What the task asks:
Examine the records and identify each line that includes the string "Rhino". Copy those lines.
■ ■ ■ ■ ■
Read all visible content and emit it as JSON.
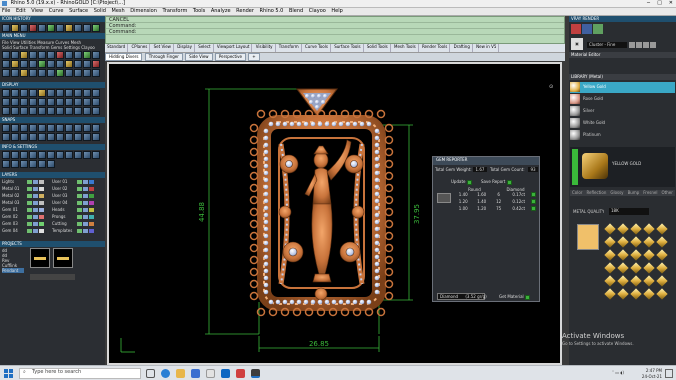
{
  "window": {
    "title": "Rhino 5.0 (19.x.x) - RhinoGOLD [C:\\Ptoject\\...]"
  },
  "menubar": [
    "File",
    "Edit",
    "View",
    "Curve",
    "Surface",
    "Solid",
    "Mesh",
    "Dimension",
    "Transform",
    "Tools",
    "Analyze",
    "Render",
    "Rhino 5.0",
    "Blend",
    "Clayoo",
    "Help"
  ],
  "left": {
    "icon_history": "ICON HISTORY",
    "main_menu": "MAIN MENU",
    "main_menu_items": [
      "File",
      "View",
      "Utilities",
      "Measure",
      "Curves",
      "Mesh",
      "Solid",
      "Surface",
      "Transform",
      "Gems",
      "Settings",
      "Clayoo"
    ],
    "display": "DISPLAY",
    "snaps": "SNAPS",
    "info_settings": "INFO & SETTINGS",
    "layers": "LAYERS",
    "layer_names": [
      [
        "Lights",
        "User 01"
      ],
      [
        "Metal 01",
        "User 02"
      ],
      [
        "Metal 02",
        "User 03"
      ],
      [
        "Metal 03",
        "User 04"
      ],
      [
        "Gem 01",
        "Heads"
      ],
      [
        "Gem 02",
        "Prongs"
      ],
      [
        "Gem 03",
        "Cutting"
      ],
      [
        "Gem 04",
        "Templates"
      ]
    ],
    "projects": "PROJECTS",
    "project_list": [
      "dd",
      "dd",
      "Rev",
      "Cufflink",
      "Pendant"
    ]
  },
  "command": {
    "line1": "CANCEL",
    "line2": "Command:",
    "line3": "Command:"
  },
  "toolbar_tabs": [
    "Standard",
    "CPlanes",
    "Set View",
    "Display",
    "Select",
    "Viewport Layout",
    "Visibility",
    "Transform",
    "Curve Tools",
    "Surface Tools",
    "Solid Tools",
    "Mesh Tools",
    "Render Tools",
    "Drafting",
    "New in V5"
  ],
  "view_tabs": [
    "Hidding Divers",
    "Through Finger",
    "Side View",
    "Perspective",
    "+"
  ],
  "viewport": {
    "dim_height": "44.88",
    "dim_body": "37.95",
    "dim_width": "26.85"
  },
  "gem_reporter": {
    "title": "GEM REPORTER",
    "total_weight_label": "Total Gem Weight:",
    "total_weight": "1.67",
    "total_count_label": "Total Gem Count:",
    "total_count": "93",
    "update": "Update",
    "save_report": "Save Report",
    "col_round": "Round",
    "col_diamond": "Diamond",
    "rows": [
      [
        "1.40",
        "1.60",
        "6",
        "0.17ct"
      ],
      [
        "1.20",
        "1.40",
        "12",
        "0.12ct"
      ],
      [
        "1.00",
        "1.20",
        "75",
        "0.42ct"
      ]
    ],
    "material_select": "Diamond",
    "material_value": "(3.52 gr/g)",
    "get_material": "Get Material"
  },
  "right": {
    "vray_title": "VRAY RENDER",
    "cluster_label": "Cluster - Fine",
    "material_editor": "Material Editor",
    "library_title": "LIBRARY (Metal)",
    "materials": [
      "Yellow Gold",
      "Rose Gold",
      "Silver",
      "White Gold",
      "Platinum"
    ],
    "selected_material": "YELLOW GOLD",
    "metal_quality_label": "METAL QUALITY",
    "metal_quality_value": "18K",
    "side_tabs": [
      "Color",
      "Reflection",
      "Glossy",
      "Bump",
      "Fresnel",
      "Other"
    ]
  },
  "activation": {
    "line1": "Activate Windows",
    "line2": "Go to Settings to activate Windows."
  },
  "taskbar": {
    "search_placeholder": "Type here to search",
    "time": "2:47 PM",
    "date": "24-Oct-21"
  },
  "colors": {
    "gold": "#c8733b",
    "dimension_green": "#3ab93a",
    "command_bg": "#b8d8b8",
    "panel_header": "#1f4f6e"
  }
}
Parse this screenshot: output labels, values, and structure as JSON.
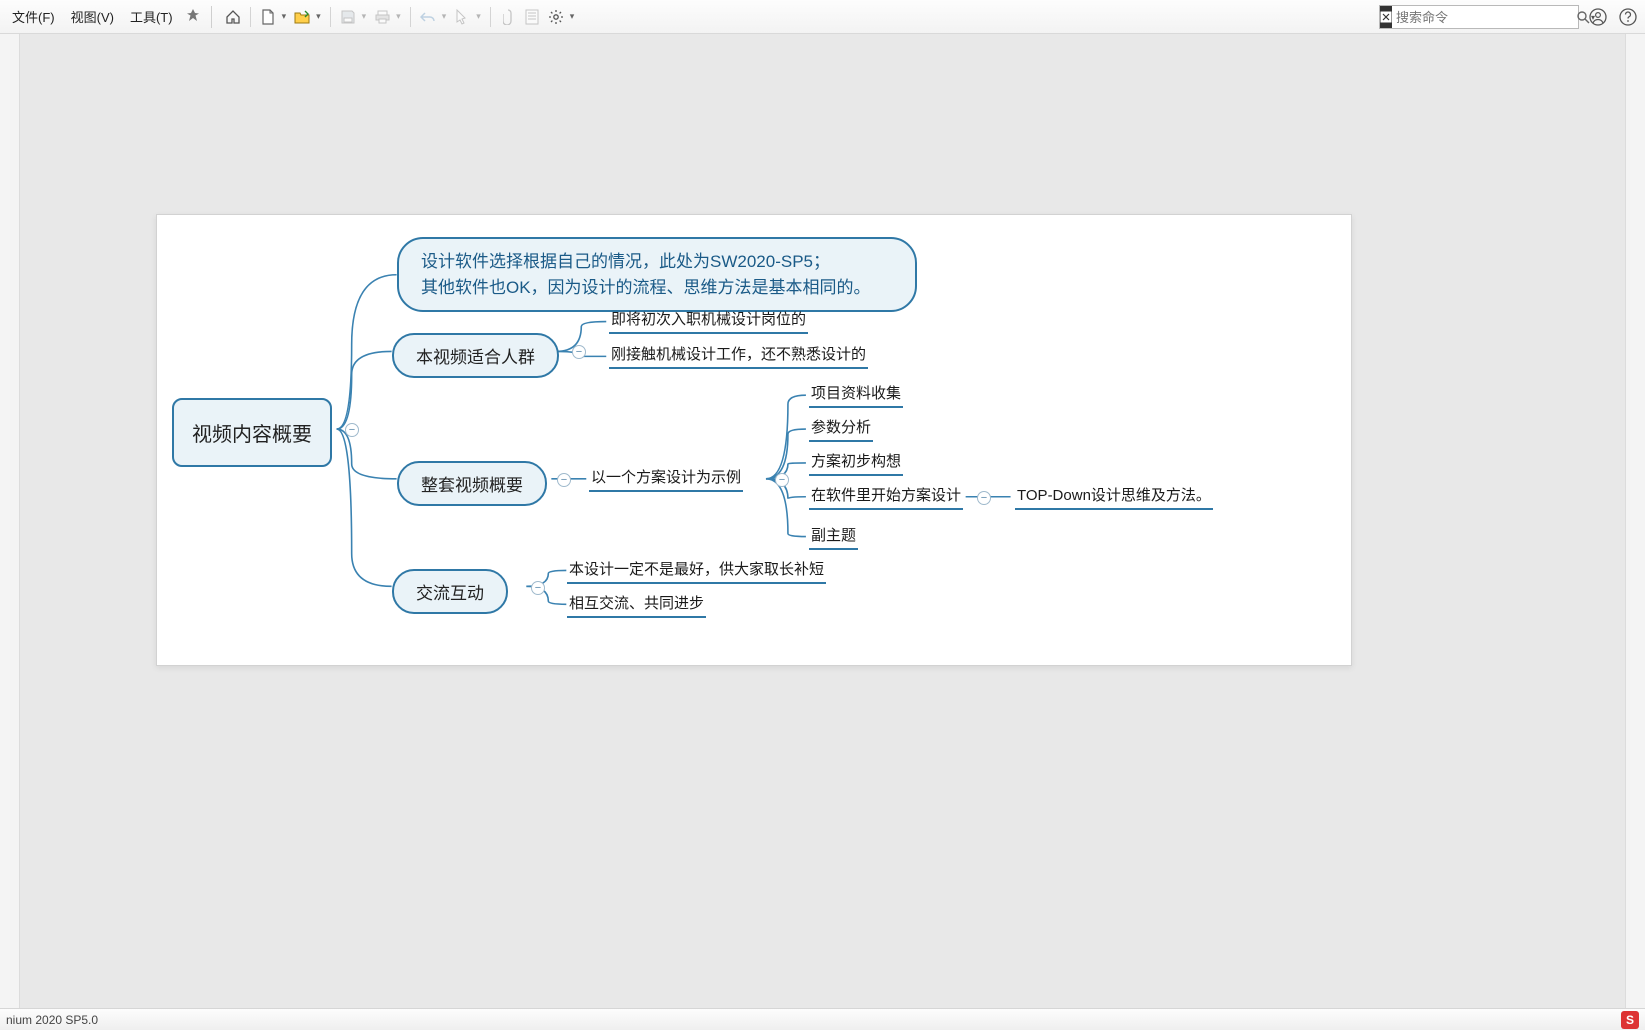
{
  "menu": {
    "file": "文件(F)",
    "view": "视图(V)",
    "tools": "工具(T)"
  },
  "search": {
    "placeholder": "搜索命令"
  },
  "status": {
    "left": "nium 2020 SP5.0",
    "ime": "S"
  },
  "mindmap": {
    "root": "视频内容概要",
    "note_line1": "设计软件选择根据自己的情况，此处为SW2020-SP5；",
    "note_line2": "其他软件也OK，因为设计的流程、思维方法是基本相同的。",
    "b1": "本视频适合人群",
    "b1_c1": "即将初次入职机械设计岗位的",
    "b1_c2": "刚接触机械设计工作，还不熟悉设计的",
    "b2": "整套视频概要",
    "b2_c0": "以一个方案设计为示例",
    "b2_c1": "项目资料收集",
    "b2_c2": "参数分析",
    "b2_c3": "方案初步构想",
    "b2_c4": "在软件里开始方案设计",
    "b2_c4_d1": "TOP-Down设计思维及方法。",
    "b2_c5": "副主题",
    "b3": "交流互动",
    "b3_c1": "本设计一定不是最好，供大家取长补短",
    "b3_c2": "相互交流、共同进步"
  }
}
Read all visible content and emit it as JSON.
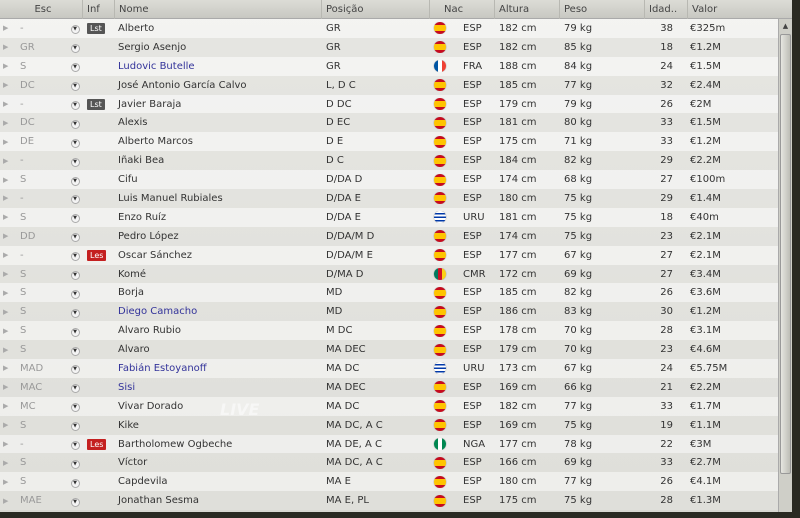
{
  "columns": [
    "Esc",
    "Inf",
    "Nome",
    "Posição",
    "Nac",
    "Altura",
    "Peso",
    "Idad..",
    "Valor"
  ],
  "flag_colors": {
    "ESP": [
      "#c60b1e",
      "#ffc400"
    ],
    "FRA": [
      "#0055a4",
      "#ffffff",
      "#ef4135"
    ],
    "URU": [
      "#ffffff",
      "#0038a8"
    ],
    "CMR": [
      "#007a5e",
      "#ce1126",
      "#fcd116"
    ],
    "NGA": [
      "#008751",
      "#ffffff"
    ]
  },
  "badge_colors": {
    "Lst": "#555555",
    "Les": "#c42020"
  },
  "rows": [
    {
      "esc": "-",
      "inf": "Lst",
      "nome": "Alberto",
      "pos": "GR",
      "nac": "ESP",
      "alt": "182 cm",
      "peso": "79 kg",
      "age": "38",
      "val": "€325m"
    },
    {
      "esc": "GR",
      "inf": "",
      "nome": "Sergio Asenjo",
      "pos": "GR",
      "nac": "ESP",
      "alt": "182 cm",
      "peso": "85 kg",
      "age": "18",
      "val": "€1.2M"
    },
    {
      "esc": "S",
      "inf": "",
      "nome": "Ludovic Butelle",
      "pos": "GR",
      "nac": "FRA",
      "alt": "188 cm",
      "peso": "84 kg",
      "age": "24",
      "val": "€1.5M",
      "blue": true
    },
    {
      "esc": "DC",
      "inf": "",
      "nome": "José Antonio García Calvo",
      "pos": "L, D C",
      "nac": "ESP",
      "alt": "185 cm",
      "peso": "77 kg",
      "age": "32",
      "val": "€2.4M"
    },
    {
      "esc": "-",
      "inf": "Lst",
      "nome": "Javier Baraja",
      "pos": "D DC",
      "nac": "ESP",
      "alt": "179 cm",
      "peso": "79 kg",
      "age": "26",
      "val": "€2M"
    },
    {
      "esc": "DC",
      "inf": "",
      "nome": "Alexis",
      "pos": "D EC",
      "nac": "ESP",
      "alt": "181 cm",
      "peso": "80 kg",
      "age": "33",
      "val": "€1.5M"
    },
    {
      "esc": "DE",
      "inf": "",
      "nome": "Alberto Marcos",
      "pos": "D E",
      "nac": "ESP",
      "alt": "175 cm",
      "peso": "71 kg",
      "age": "33",
      "val": "€1.2M"
    },
    {
      "esc": "-",
      "inf": "",
      "nome": "Iñaki Bea",
      "pos": "D C",
      "nac": "ESP",
      "alt": "184 cm",
      "peso": "82 kg",
      "age": "29",
      "val": "€2.2M"
    },
    {
      "esc": "S",
      "inf": "",
      "nome": "Cifu",
      "pos": "D/DA D",
      "nac": "ESP",
      "alt": "174 cm",
      "peso": "68 kg",
      "age": "27",
      "val": "€100m"
    },
    {
      "esc": "-",
      "inf": "",
      "nome": "Luis Manuel Rubiales",
      "pos": "D/DA E",
      "nac": "ESP",
      "alt": "180 cm",
      "peso": "75 kg",
      "age": "29",
      "val": "€1.4M"
    },
    {
      "esc": "S",
      "inf": "",
      "nome": "Enzo Ruíz",
      "pos": "D/DA E",
      "nac": "URU",
      "alt": "181 cm",
      "peso": "75 kg",
      "age": "18",
      "val": "€40m"
    },
    {
      "esc": "DD",
      "inf": "",
      "nome": "Pedro López",
      "pos": "D/DA/M D",
      "nac": "ESP",
      "alt": "174 cm",
      "peso": "75 kg",
      "age": "23",
      "val": "€2.1M"
    },
    {
      "esc": "-",
      "inf": "Les",
      "nome": "Óscar Sánchez",
      "pos": "D/DA/M E",
      "nac": "ESP",
      "alt": "177 cm",
      "peso": "67 kg",
      "age": "27",
      "val": "€2.1M"
    },
    {
      "esc": "S",
      "inf": "",
      "nome": "Komé",
      "pos": "D/MA D",
      "nac": "CMR",
      "alt": "172 cm",
      "peso": "69 kg",
      "age": "27",
      "val": "€3.4M"
    },
    {
      "esc": "S",
      "inf": "",
      "nome": "Borja",
      "pos": "MD",
      "nac": "ESP",
      "alt": "185 cm",
      "peso": "82 kg",
      "age": "26",
      "val": "€3.6M"
    },
    {
      "esc": "S",
      "inf": "",
      "nome": "Diego Camacho",
      "pos": "MD",
      "nac": "ESP",
      "alt": "186 cm",
      "peso": "83 kg",
      "age": "30",
      "val": "€1.2M",
      "blue": true
    },
    {
      "esc": "S",
      "inf": "",
      "nome": "Álvaro Rubio",
      "pos": "M DC",
      "nac": "ESP",
      "alt": "178 cm",
      "peso": "70 kg",
      "age": "28",
      "val": "€3.1M"
    },
    {
      "esc": "S",
      "inf": "",
      "nome": "Álvaro",
      "pos": "MA DEC",
      "nac": "ESP",
      "alt": "179 cm",
      "peso": "70 kg",
      "age": "23",
      "val": "€4.6M"
    },
    {
      "esc": "MAD",
      "inf": "",
      "nome": "Fabián Estoyanoff",
      "pos": "MA DC",
      "nac": "URU",
      "alt": "173 cm",
      "peso": "67 kg",
      "age": "24",
      "val": "€5.75M",
      "blue": true
    },
    {
      "esc": "MAC",
      "inf": "",
      "nome": "Sisi",
      "pos": "MA DEC",
      "nac": "ESP",
      "alt": "169 cm",
      "peso": "66 kg",
      "age": "21",
      "val": "€2.2M",
      "blue": true
    },
    {
      "esc": "MC",
      "inf": "",
      "nome": "Vivar Dorado",
      "pos": "MA DC",
      "nac": "ESP",
      "alt": "182 cm",
      "peso": "77 kg",
      "age": "33",
      "val": "€1.7M"
    },
    {
      "esc": "S",
      "inf": "",
      "nome": "Kike",
      "pos": "MA DC, A C",
      "nac": "ESP",
      "alt": "169 cm",
      "peso": "75 kg",
      "age": "19",
      "val": "€1.1M"
    },
    {
      "esc": "-",
      "inf": "Les",
      "nome": "Bartholomew Ogbeche",
      "pos": "MA DE, A C",
      "nac": "NGA",
      "alt": "177 cm",
      "peso": "78 kg",
      "age": "22",
      "val": "€3M"
    },
    {
      "esc": "S",
      "inf": "",
      "nome": "Víctor",
      "pos": "MA DC, A C",
      "nac": "ESP",
      "alt": "166 cm",
      "peso": "69 kg",
      "age": "33",
      "val": "€2.7M"
    },
    {
      "esc": "S",
      "inf": "",
      "nome": "Capdevila",
      "pos": "MA E",
      "nac": "ESP",
      "alt": "180 cm",
      "peso": "77 kg",
      "age": "26",
      "val": "€4.1M"
    },
    {
      "esc": "MAE",
      "inf": "",
      "nome": "Jonathan Sesma",
      "pos": "MA E, PL",
      "nac": "ESP",
      "alt": "175 cm",
      "peso": "75 kg",
      "age": "28",
      "val": "€1.3M"
    }
  ]
}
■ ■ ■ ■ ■
Task output:
    "title": "Rhino 5.0 (19.x.x) - RhinoGOLD [C:\\Ptoject\\...]"
    "Rhino 5.0",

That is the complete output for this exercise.